November 16, 2013
I don’t have to tell you that there are a gazillion cat videos on the Interwebs, and yes, I’m about to post more. The thing about this particular cat is that it’s unlike any cat I’ve ever seen. The big cat, Maru, is something of an Internet star–very zen, very playful, very , well, personable, somehow. Definitely an unusual kitty, Maru was alone for much of his life, but the owner introduced a new playmate, Hanna into the mix fairly recently. I love how they get along and hope you do too.
November 15, 2013
Something I wrote a while back with some pictures I’ve taken of some of my favorite surroundings. Enjoy.
November 14, 2013
One of the most moving performances I’ve ever heard. I hope this helps you feel as good inside as it does me. Feeling good is actually good for your brain. Keep wiring it that way. After you watch this, how did you feel?
Yours in Mental Hygiene,
The Ancient Brain Team
November 13, 2013
I think to myself, what a wonderful world. When I first heard this, I cried tears of joy and sadness. Joy for the message of the song, and sadness for the loss of this talented young man.
Israel Kamakawiwoʻole’s version of Somewhere Over the Rainbow.
November 12, 2013
The typhoon in the Philippines has taken countless lives and displaced and traumatized and injured countless more. Think about how fortunate you are, yes, but please remember the plight of those less fortunate. Please give to help: here’s a list of organizations that you can donate to “in the now.”
November 11, 2013
The late, great, Carl Sagan, in a moving few minutes that will have you thinking deeply:

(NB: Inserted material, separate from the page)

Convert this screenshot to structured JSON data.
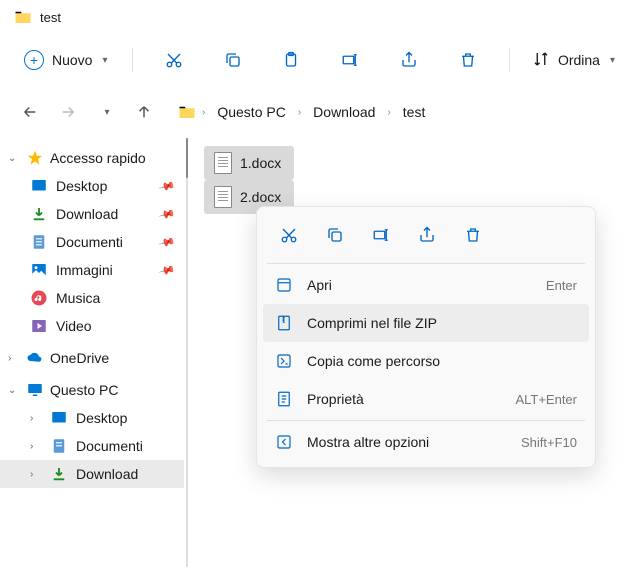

Carl Sagan was an astronomer, a philosopher, and a scientist who was one of the first to make our place in the universe interesting and accessible through his series “The Cosmos.”

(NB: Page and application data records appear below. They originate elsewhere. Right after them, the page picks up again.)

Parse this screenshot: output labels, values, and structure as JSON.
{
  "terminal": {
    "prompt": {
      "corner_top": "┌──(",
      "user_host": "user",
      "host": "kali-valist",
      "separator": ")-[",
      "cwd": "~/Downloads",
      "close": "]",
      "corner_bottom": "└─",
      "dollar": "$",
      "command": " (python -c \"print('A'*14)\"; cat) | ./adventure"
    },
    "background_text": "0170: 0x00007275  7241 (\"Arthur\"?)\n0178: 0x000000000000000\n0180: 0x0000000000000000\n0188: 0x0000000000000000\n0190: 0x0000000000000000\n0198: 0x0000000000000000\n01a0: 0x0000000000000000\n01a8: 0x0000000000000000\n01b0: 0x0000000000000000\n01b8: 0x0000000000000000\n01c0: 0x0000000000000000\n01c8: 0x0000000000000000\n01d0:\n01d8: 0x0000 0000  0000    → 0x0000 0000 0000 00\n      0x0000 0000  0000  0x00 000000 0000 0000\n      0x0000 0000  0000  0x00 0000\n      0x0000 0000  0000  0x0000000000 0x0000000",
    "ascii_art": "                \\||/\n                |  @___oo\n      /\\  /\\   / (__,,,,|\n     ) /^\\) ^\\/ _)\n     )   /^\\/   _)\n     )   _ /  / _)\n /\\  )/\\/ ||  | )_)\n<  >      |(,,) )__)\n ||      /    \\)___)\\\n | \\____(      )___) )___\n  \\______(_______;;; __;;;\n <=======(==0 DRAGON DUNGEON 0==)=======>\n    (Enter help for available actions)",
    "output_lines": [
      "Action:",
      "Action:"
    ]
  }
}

Some of the more moving quotes from Sagan, a man who understood the true meaning of the word humility:
We live in a society exquisitely dependent on science and technology, in which hardly anyone knows anything about science and technology.
For small creatures such as we the vastness is bearable only through love.

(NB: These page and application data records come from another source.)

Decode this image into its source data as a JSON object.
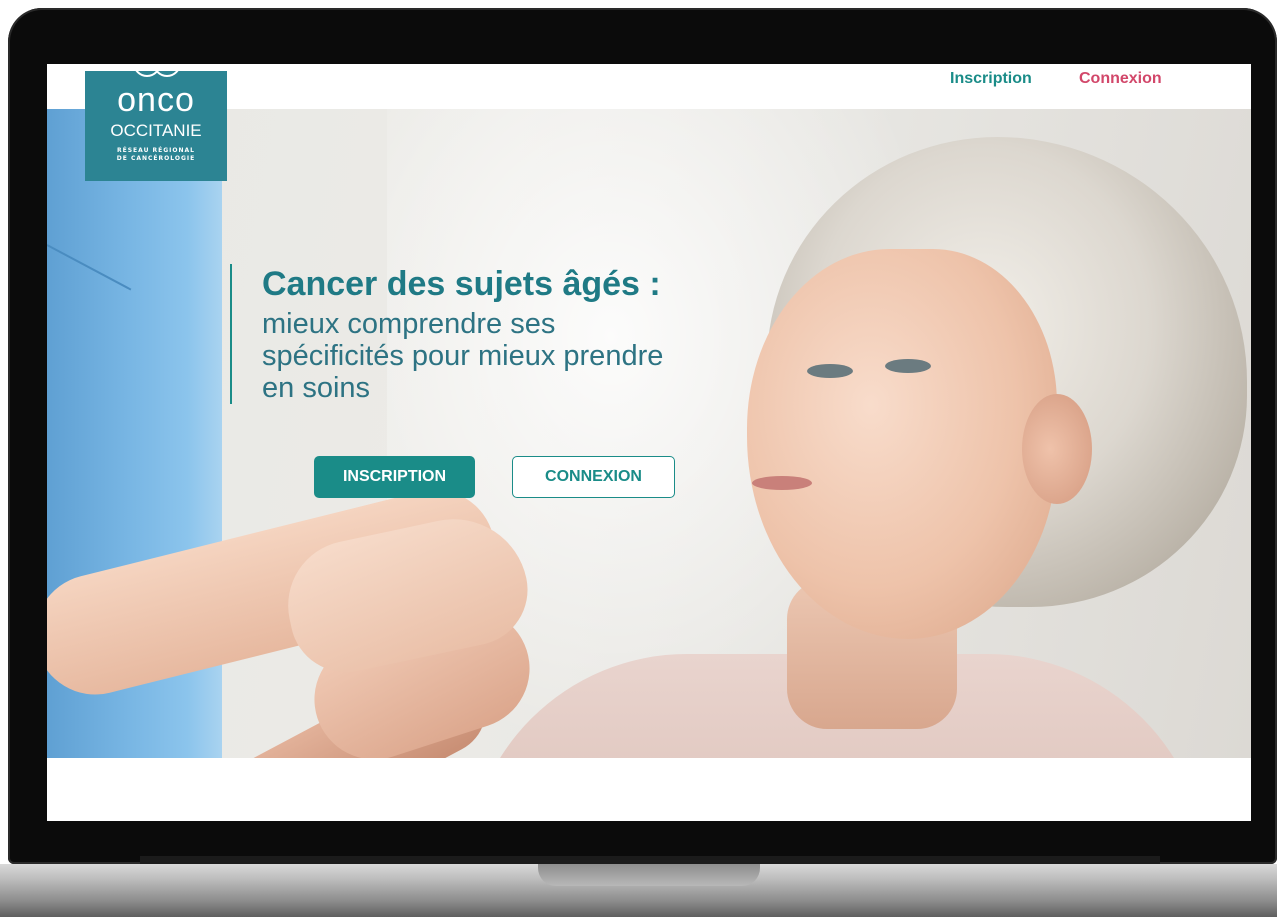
{
  "header": {
    "nav_inscription": "Inscription",
    "nav_connexion": "Connexion"
  },
  "logo": {
    "line1": "onco",
    "line2": "OCCITANIE",
    "line3": "RÉSEAU RÉGIONAL",
    "line4": "DE CANCÉROLOGIE"
  },
  "hero": {
    "title": "Cancer des sujets âgés :",
    "subtitle": "mieux comprendre ses spécificités pour mieux prendre en soins",
    "button_inscription": "INSCRIPTION",
    "button_connexion": "CONNEXION"
  },
  "colors": {
    "teal": "#1a8c88",
    "logo_bg": "#2c8493",
    "pink": "#d2476a"
  }
}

Who are we? We find that we live on an insignificant planet of a humdrum star lost in a galaxy tucked away in some forgotten corner of a universe in which there are far more galaxies than people.
The universe seems neither benign nor hostile, merely indifferent.
The universe is not required to be in perfect harmony with human ambition.
November 10, 2013
An Owl was caught in a trap in the woods in rural Vermont. A friend of mine came upon it and rescued it (huddling it in her coat!). She drove for quite some time with the owl (whom she nicknamed “Hold On”) before finding a vet who did his best to save the poor creature’s life. Hold On was taken to local good soul who rehabilitates wild animals that have been injured. He nursed Hold On back to health and when it was time to go home, he asked if my friend wanted to release it back into the wild. The release took place on Sunday, March 3, 2013. Here’s the video I shot to commemorate one of the best moments ever. Remember to savor moments of joy. It feels good and your brain’s wiring will thank you for it…
November 9, 2013
Part of building “positive programming” or “wiring” into our brains involves taking moments–literally, moments–of wonder and gratefulness every day.
Here’s one we strongly suggest:
Yours in Mental Hygiene,
The Ancient Brain Team